**What the task asks**
Reproduce each record exactly.

Component data from apps and pages

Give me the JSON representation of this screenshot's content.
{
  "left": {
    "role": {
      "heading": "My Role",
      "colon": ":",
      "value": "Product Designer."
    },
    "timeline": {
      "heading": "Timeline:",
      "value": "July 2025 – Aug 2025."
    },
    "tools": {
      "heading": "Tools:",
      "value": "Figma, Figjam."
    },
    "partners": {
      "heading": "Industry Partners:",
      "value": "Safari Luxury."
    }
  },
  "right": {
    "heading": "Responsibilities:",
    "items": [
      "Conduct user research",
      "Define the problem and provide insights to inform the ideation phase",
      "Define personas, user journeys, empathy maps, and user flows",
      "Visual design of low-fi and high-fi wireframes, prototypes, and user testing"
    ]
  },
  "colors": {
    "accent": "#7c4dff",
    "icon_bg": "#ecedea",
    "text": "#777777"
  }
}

**Task result**
Give me the JSON representation of this screenshot's content.
{
  "left": {
    "role": {
      "heading": "My Role",
      "colon": ":",
      "value": "Product Designer."
    },
    "timeline": {
      "heading": "Timeline:",
      "value": "July 2025 – Aug 2025."
    },
    "tools": {
      "heading": "Tools:",
      "value": "Figma, Figjam."
    },
    "partners": {
      "heading": "Industry Partners:",
      "value": "Safari Luxury."
    }
  },
  "right": {
    "heading": "Responsibilities:",
    "items": [
      "Conduct user research",
      "Define the problem and provide insights to inform the ideation phase",
      "Define personas, user journeys, empathy maps, and user flows",
      "Visual design of low-fi and high-fi wireframes, prototypes, and user testing"
    ]
  },
  "colors": {
    "accent": "#7c4dff",
    "icon_bg": "#ecedea",
    "text": "#777777"
  }
}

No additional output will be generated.